Every industry has it's own short-hand and it's a key part of being efficient in your work. In our case, being able to simply say 'Aromatic' rather than 'The fragrance materials that are particularly fresh and herbaceous' saves time and effort.
However the world of perfumery is full to the stopper with technical terms that often have artistic origins making them even more complex to decipher.
So, for those of who are confused, wanting to learn more about perfumery or perhaps just feeling a bit curious, here are a handful of perfume terms explained.
It literally translates to 'Wake' and the best way to think of it is to picture the trail left behind a sailing boat.
Not to be confused with projection, which refers to the distance a fragrance travels away from your body.
In short, a Chypre is a style of a perfume with a very specific structure of ingredients that was first invented in the early 1900s.
Francois Coty's Chypre de Coty (Coty's Cyprus, translated) was the first blockbuster hit in this style. It's popularity started a wave of creations based on his structure of ingredients.
Try 'Golden Chypre' by Grossmith
These are perfumes that smell like you could eat them. They often smell like confectionary, candy or cakes, but the term can be used to describe anything that smells particularly edible.
Generally, 'Gourmand' tends to be a subcategory of 'Opulent' or 'Ambrée' family but it's not a cardinal rule.
Try 'Bukhara' by Dalì Haute Parfumerie
Try 'Crazy Hours' by Franck Muller
This simply refers to the citrus family or ingredients, but is also used as an adjective to describe any fragrance that has particularly citrusy qualities.
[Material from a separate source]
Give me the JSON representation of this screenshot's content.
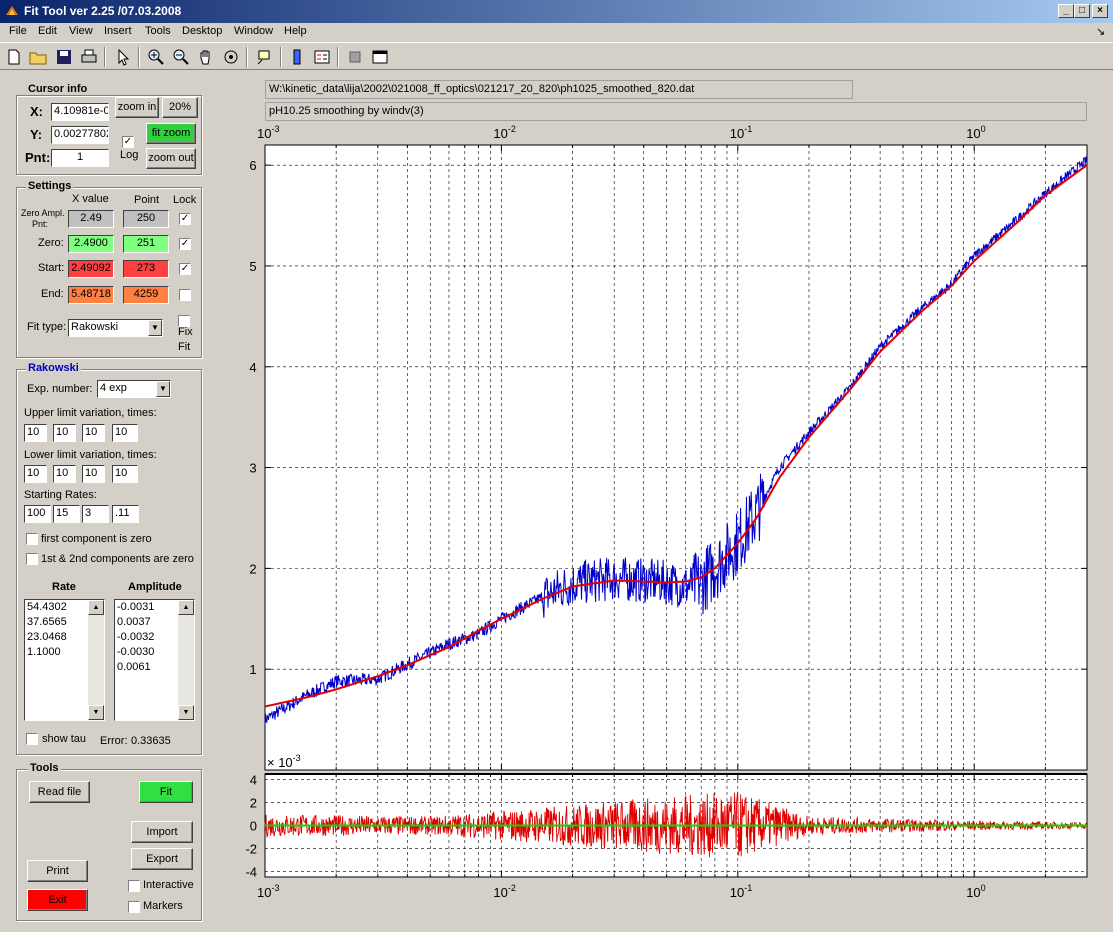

Modern perfumes contain huge amounts of different ingredients and each of these evaporate at different times. This is one of the main reasons that your perfume smells different after a few hours; because some ingredients will have evaporated, and others won't have.
'Dry-down' is slightly confusing, in that it doesn't refer to when a fragrance has literally dried, but actually refers to the change in scent after a few hours of progressive evaporation.